The embassy of Ascelin and Simon proceeded to the camp of Baiju at Sitiens in Armenia, lying between the Aras River and Lake Sevan, fifty-nine days' journey from Acre.

The papal letters were translated into Persian, and thence into Mongolian, and so presented to Baiju; but the Tatars were greatly irritated by the haughtiness of the Dominicans, who implied that the pope was superior even to the Great Khan, and offered no presents, refused the customary reverences before Baiju, declined to go on to the imperial court, and made unseasonable attempts to convert their hosts. The Frankish visitors were accordingly lodged and treated with contempt: for nine weeks (June and July 1247) all answer to their letters was refused. Thrice Baiju even ordered their death. At last, on July 25, 1247, they were dismissed with the Noyan's reply, dated July 20. This reply complained of the high words of the Latin envoys, and commanded the pope to come in person and submit to the Master of all the Earth (the Mongol emperor).

The mission thus ended in complete failure; but, except for Carpini's, it was the earliest Catholic embassy which reached any Mongol court, and its information must have been valuable. It performed something at least of what should have been (but apparently was' not) done by Lawrence of Portugal, who was commissioned as papal envoy to the Mongols of the south-west at the same time that Carpini was accredited to those of the north (1245).

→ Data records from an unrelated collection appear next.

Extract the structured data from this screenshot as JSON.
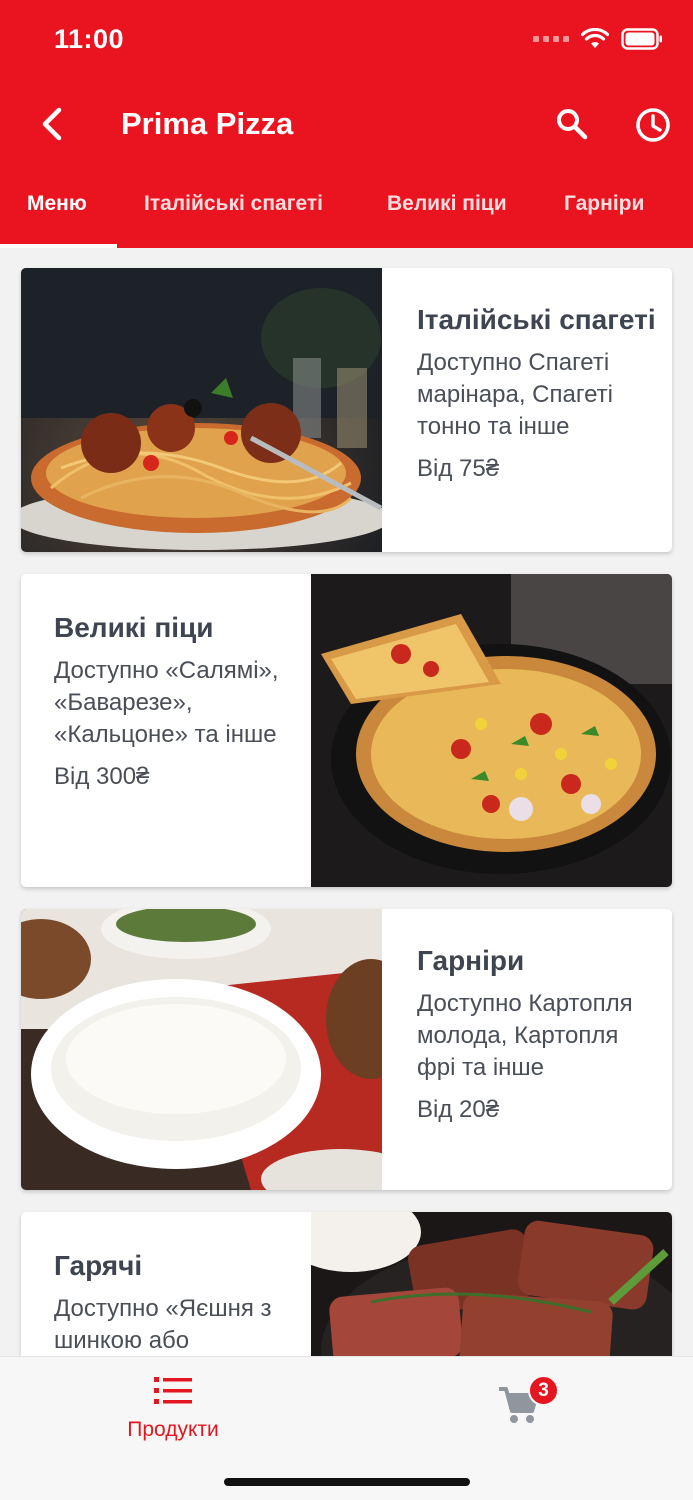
{
  "status_bar": {
    "time": "11:00"
  },
  "header": {
    "title": "Prima Pizza"
  },
  "tabs": [
    {
      "label": "Меню"
    },
    {
      "label": "Італійські спагеті"
    },
    {
      "label": "Великі піци"
    },
    {
      "label": "Гарніри"
    }
  ],
  "cards": [
    {
      "title": "Італійські спагеті",
      "description": "Доступно Спагеті марінара, Спагеті тонно та інше",
      "price": "Від 75₴",
      "image": "spaghetti-photo"
    },
    {
      "title": "Великі піци",
      "description": "Доступно «Салямі», «Баварезе», «Кальцоне» та інше",
      "price": "Від 300₴",
      "image": "pizza-photo"
    },
    {
      "title": "Гарніри",
      "description": "Доступно Картопля молода, Картопля фрі та інше",
      "price": "Від 20₴",
      "image": "rice-photo"
    },
    {
      "title": "Гарячі",
      "description": "Доступно «Яєшня з шинкою або",
      "price": "",
      "image": "steak-photo"
    }
  ],
  "bottom_nav": {
    "products_label": "Продукти",
    "cart_count": "3"
  },
  "colors": {
    "accent": "#ea1420",
    "text": "#4a4f57"
  }
}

See Vincent of Beauvais, Speculum historiale, book xxxii. (some-times quoted as xxxi.), chaps. 26-29, 32, 34, 40-52, (cf. pp. 453 A-454 B in the Venice edition of 1591); besides these, several other chapters of the Speculum historiale probably contain material derived from Simon, e.g. bk. xxxi. (otherwise xxx.), chaps. 3, 4, 7, 8, 13, 32; and bk. xxx. (otherwise xxix.), chaps. 69, 71, 74-75, 78, 80.

See also[edit]


  • Simon de Saint-Quentin, Histoire des Tartares, edited by Jean Richard (Paris, 1965).
  • Constantin d'Ohsson, Histoire des Mongols, ii. 200-201, 221-233; iii. 79 (edition of 1852)
  • V. M. Fontana, Monumenta Dominicana, p. 52 (Rome, 1675)
  • Luke Wadding, Annales Minorum, iii. 116-118
  • E. Bretschneider, Mediaeval Researches from Eastern Asiatic Sources, vol. i., notes 455, 494 (London, 1888)
  • Marie Armand Pascal d'Avezac, Introduction to Carpini, pp. 404–405, 433-434, 464-465, of vol. iv. of the Paris Geog. Soc.'s Recueil de Voyages, etc. (Paris, 1839)
  • William W. Rockhill, Rubruck, pp. xxiv-xxv (London, Hakluyt Soc., 1900)
  • C. R. Beazley, Dawn of Modern Geography, ii. 277, and Carpini and Rubruquis, 269-270.